● Problem to solve
Go through the records and restate them word for word, omitting images.

● Material for this exercise
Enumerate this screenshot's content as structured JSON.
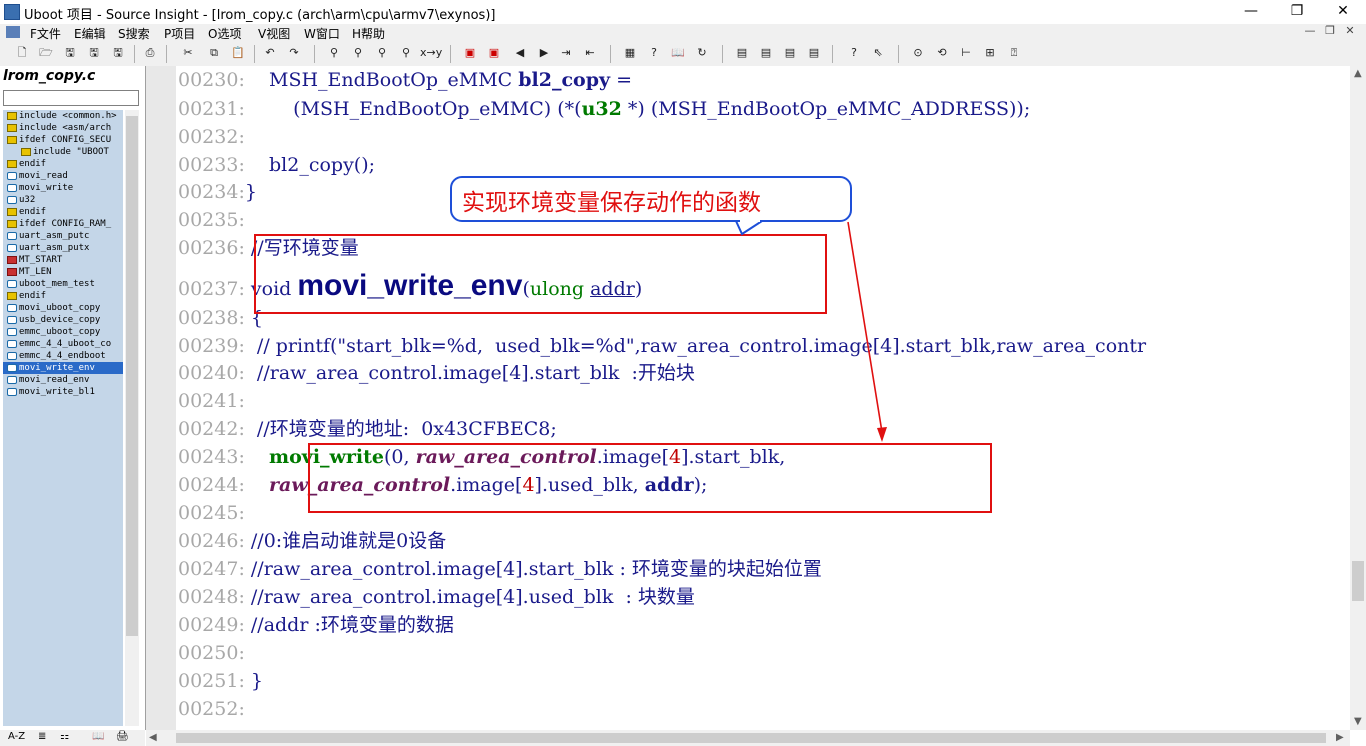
{
  "window": {
    "title": "Uboot 项目 - Source Insight - [lrom_copy.c (arch\\arm\\cpu\\armv7\\exynos)]",
    "min": "—",
    "max": "❐",
    "close": "✕"
  },
  "menu": [
    {
      "label": "F文件"
    },
    {
      "label": "E编辑"
    },
    {
      "label": "S搜索"
    },
    {
      "label": "P项目"
    },
    {
      "label": "O选项"
    },
    {
      "label": "V视图"
    },
    {
      "label": "W窗口"
    },
    {
      "label": "H帮助"
    }
  ],
  "mdi": {
    "min": "—",
    "restore": "❐",
    "close": "✕"
  },
  "sidebar": {
    "title": "lrom_copy.c",
    "items": [
      {
        "label": "include <common.h>",
        "icon": "inc",
        "indent": false,
        "selected": false
      },
      {
        "label": "include <asm/arch",
        "icon": "inc",
        "indent": false,
        "selected": false
      },
      {
        "label": "ifdef CONFIG_SECU",
        "icon": "inc",
        "indent": false,
        "selected": false
      },
      {
        "label": "include \"UBOOT",
        "icon": "inc",
        "indent": true,
        "selected": false
      },
      {
        "label": "endif",
        "icon": "inc",
        "indent": false,
        "selected": false
      },
      {
        "label": "movi_read",
        "icon": "fn",
        "indent": false,
        "selected": false
      },
      {
        "label": "movi_write",
        "icon": "fn",
        "indent": false,
        "selected": false
      },
      {
        "label": "u32",
        "icon": "fn",
        "indent": false,
        "selected": false
      },
      {
        "label": "endif",
        "icon": "inc",
        "indent": false,
        "selected": false
      },
      {
        "label": "ifdef CONFIG_RAM_",
        "icon": "inc",
        "indent": false,
        "selected": false
      },
      {
        "label": "uart_asm_putc",
        "icon": "fn",
        "indent": false,
        "selected": false
      },
      {
        "label": "uart_asm_putx",
        "icon": "fn",
        "indent": false,
        "selected": false
      },
      {
        "label": "MT_START",
        "icon": "def",
        "indent": false,
        "selected": false
      },
      {
        "label": "MT_LEN",
        "icon": "def",
        "indent": false,
        "selected": false
      },
      {
        "label": "uboot_mem_test",
        "icon": "fn",
        "indent": false,
        "selected": false
      },
      {
        "label": "endif",
        "icon": "inc",
        "indent": false,
        "selected": false
      },
      {
        "label": "movi_uboot_copy",
        "icon": "fn",
        "indent": false,
        "selected": false
      },
      {
        "label": "usb_device_copy",
        "icon": "fn",
        "indent": false,
        "selected": false
      },
      {
        "label": "emmc_uboot_copy",
        "icon": "fn",
        "indent": false,
        "selected": false
      },
      {
        "label": "emmc_4_4_uboot_co",
        "icon": "fn",
        "indent": false,
        "selected": false
      },
      {
        "label": "emmc_4_4_endboot",
        "icon": "fn",
        "indent": false,
        "selected": false
      },
      {
        "label": "movi_write_env",
        "icon": "fn",
        "indent": false,
        "selected": true
      },
      {
        "label": "movi_read_env",
        "icon": "fn",
        "indent": false,
        "selected": false
      },
      {
        "label": "movi_write_bl1",
        "icon": "fn",
        "indent": false,
        "selected": false
      }
    ],
    "bottom_buttons": [
      "A-Z",
      "≣",
      "⚏",
      "📖",
      "🖨"
    ]
  },
  "code": {
    "l230": {
      "num": "00230:",
      "pre": "    MSH_EndBootOp_eMMC ",
      "name": "bl2_copy",
      "post": " ="
    },
    "l231": {
      "num": "00231:",
      "a": "        (MSH_EndBootOp_eMMC) (*(",
      "b": "u32",
      "c": " *) (MSH_EndBootOp_eMMC_ADDRESS));"
    },
    "l232": {
      "num": "00232:"
    },
    "l233": {
      "num": "00233:",
      "text": "    bl2_copy();"
    },
    "l234": {
      "num": "00234:",
      "text": "}"
    },
    "l235": {
      "num": "00235:"
    },
    "l236": {
      "num": "00236:",
      "text": "//写环境变量"
    },
    "l237": {
      "num": "00237:",
      "kw": "void ",
      "name": "movi_write_env",
      "open": "(",
      "type": "ulong",
      "sp": " ",
      "param": "addr",
      "close": ")"
    },
    "l238": {
      "num": "00238:",
      "text": "{"
    },
    "l239": {
      "num": "00239:",
      "text": " // printf(\"start_blk=%d,  used_blk=%d\",raw_area_control.image[4].start_blk,raw_area_contr"
    },
    "l240": {
      "num": "00240:",
      "text": " //raw_area_control.image[4].start_blk  :开始块"
    },
    "l241": {
      "num": "00241:"
    },
    "l242": {
      "num": "00242:",
      "text": " //环境变量的地址:  0x43CFBEC8;"
    },
    "l243": {
      "num": "00243:",
      "a": "   ",
      "fn": "movi_write",
      "b": "(0, ",
      "c": "raw_area_control",
      "d": ".image[",
      "e": "4",
      "f": "].start_blk,"
    },
    "l244": {
      "num": "00244:",
      "a": "   ",
      "c": "raw_area_control",
      "d": ".image[",
      "e": "4",
      "f": "].used_blk, ",
      "g": "addr",
      "h": ");"
    },
    "l245": {
      "num": "00245:"
    },
    "l246": {
      "num": "00246:",
      "text": "//0:谁启动谁就是0设备"
    },
    "l247": {
      "num": "00247:",
      "text": "//raw_area_control.image[4].start_blk : 环境变量的块起始位置"
    },
    "l248": {
      "num": "00248:",
      "text": "//raw_area_control.image[4].used_blk  : 块数量"
    },
    "l249": {
      "num": "00249:",
      "text": "//addr :环境变量的数据"
    },
    "l250": {
      "num": "00250:"
    },
    "l251": {
      "num": "00251:",
      "text": "}"
    },
    "l252": {
      "num": "00252:"
    }
  },
  "annotation": {
    "callout": "实现环境变量保存动作的函数",
    "color_text": "#e01010",
    "color_border": "#1e4fd8"
  }
}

● Response to this exercise
Enumerate this screenshot's content as structured JSON.
{
  "window": {
    "title": "Uboot 项目 - Source Insight - [lrom_copy.c (arch\\arm\\cpu\\armv7\\exynos)]",
    "min": "—",
    "max": "❐",
    "close": "✕"
  },
  "menu": [
    {
      "label": "F文件"
    },
    {
      "label": "E编辑"
    },
    {
      "label": "S搜索"
    },
    {
      "label": "P项目"
    },
    {
      "label": "O选项"
    },
    {
      "label": "V视图"
    },
    {
      "label": "W窗口"
    },
    {
      "label": "H帮助"
    }
  ],
  "mdi": {
    "min": "—",
    "restore": "❐",
    "close": "✕"
  },
  "sidebar": {
    "title": "lrom_copy.c",
    "items": [
      {
        "label": "include <common.h>",
        "icon": "inc",
        "indent": false,
        "selected": false
      },
      {
        "label": "include <asm/arch",
        "icon": "inc",
        "indent": false,
        "selected": false
      },
      {
        "label": "ifdef CONFIG_SECU",
        "icon": "inc",
        "indent": false,
        "selected": false
      },
      {
        "label": "include \"UBOOT",
        "icon": "inc",
        "indent": true,
        "selected": false
      },
      {
        "label": "endif",
        "icon": "inc",
        "indent": false,
        "selected": false
      },
      {
        "label": "movi_read",
        "icon": "fn",
        "indent": false,
        "selected": false
      },
      {
        "label": "movi_write",
        "icon": "fn",
        "indent": false,
        "selected": false
      },
      {
        "label": "u32",
        "icon": "fn",
        "indent": false,
        "selected": false
      },
      {
        "label": "endif",
        "icon": "inc",
        "indent": false,
        "selected": false
      },
      {
        "label": "ifdef CONFIG_RAM_",
        "icon": "inc",
        "indent": false,
        "selected": false
      },
      {
        "label": "uart_asm_putc",
        "icon": "fn",
        "indent": false,
        "selected": false
      },
      {
        "label": "uart_asm_putx",
        "icon": "fn",
        "indent": false,
        "selected": false
      },
      {
        "label": "MT_START",
        "icon": "def",
        "indent": false,
        "selected": false
      },
      {
        "label": "MT_LEN",
        "icon": "def",
        "indent": false,
        "selected": false
      },
      {
        "label": "uboot_mem_test",
        "icon": "fn",
        "indent": false,
        "selected": false
      },
      {
        "label": "endif",
        "icon": "inc",
        "indent": false,
        "selected": false
      },
      {
        "label": "movi_uboot_copy",
        "icon": "fn",
        "indent": false,
        "selected": false
      },
      {
        "label": "usb_device_copy",
        "icon": "fn",
        "indent": false,
        "selected": false
      },
      {
        "label": "emmc_uboot_copy",
        "icon": "fn",
        "indent": false,
        "selected": false
      },
      {
        "label": "emmc_4_4_uboot_co",
        "icon": "fn",
        "indent": false,
        "selected": false
      },
      {
        "label": "emmc_4_4_endboot",
        "icon": "fn",
        "indent": false,
        "selected": false
      },
      {
        "label": "movi_write_env",
        "icon": "fn",
        "indent": false,
        "selected": true
      },
      {
        "label": "movi_read_env",
        "icon": "fn",
        "indent": false,
        "selected": false
      },
      {
        "label": "movi_write_bl1",
        "icon": "fn",
        "indent": false,
        "selected": false
      }
    ],
    "bottom_buttons": [
      "A-Z",
      "≣",
      "⚏",
      "📖",
      "🖨"
    ]
  },
  "code": {
    "l230": {
      "num": "00230:",
      "pre": "    MSH_EndBootOp_eMMC ",
      "name": "bl2_copy",
      "post": " ="
    },
    "l231": {
      "num": "00231:",
      "a": "        (MSH_EndBootOp_eMMC) (*(",
      "b": "u32",
      "c": " *) (MSH_EndBootOp_eMMC_ADDRESS));"
    },
    "l232": {
      "num": "00232:"
    },
    "l233": {
      "num": "00233:",
      "text": "    bl2_copy();"
    },
    "l234": {
      "num": "00234:",
      "text": "}"
    },
    "l235": {
      "num": "00235:"
    },
    "l236": {
      "num": "00236:",
      "text": "//写环境变量"
    },
    "l237": {
      "num": "00237:",
      "kw": "void ",
      "name": "movi_write_env",
      "open": "(",
      "type": "ulong",
      "sp": " ",
      "param": "addr",
      "close": ")"
    },
    "l238": {
      "num": "00238:",
      "text": "{"
    },
    "l239": {
      "num": "00239:",
      "text": " // printf(\"start_blk=%d,  used_blk=%d\",raw_area_control.image[4].start_blk,raw_area_contr"
    },
    "l240": {
      "num": "00240:",
      "text": " //raw_area_control.image[4].start_blk  :开始块"
    },
    "l241": {
      "num": "00241:"
    },
    "l242": {
      "num": "00242:",
      "text": " //环境变量的地址:  0x43CFBEC8;"
    },
    "l243": {
      "num": "00243:",
      "a": "   ",
      "fn": "movi_write",
      "b": "(0, ",
      "c": "raw_area_control",
      "d": ".image[",
      "e": "4",
      "f": "].start_blk,"
    },
    "l244": {
      "num": "00244:",
      "a": "   ",
      "c": "raw_area_control",
      "d": ".image[",
      "e": "4",
      "f": "].used_blk, ",
      "g": "addr",
      "h": ");"
    },
    "l245": {
      "num": "00245:"
    },
    "l246": {
      "num": "00246:",
      "text": "//0:谁启动谁就是0设备"
    },
    "l247": {
      "num": "00247:",
      "text": "//raw_area_control.image[4].start_blk : 环境变量的块起始位置"
    },
    "l248": {
      "num": "00248:",
      "text": "//raw_area_control.image[4].used_blk  : 块数量"
    },
    "l249": {
      "num": "00249:",
      "text": "//addr :环境变量的数据"
    },
    "l250": {
      "num": "00250:"
    },
    "l251": {
      "num": "00251:",
      "text": "}"
    },
    "l252": {
      "num": "00252:"
    }
  },
  "annotation": {
    "callout": "实现环境变量保存动作的函数",
    "color_text": "#e01010",
    "color_border": "#1e4fd8"
  }
}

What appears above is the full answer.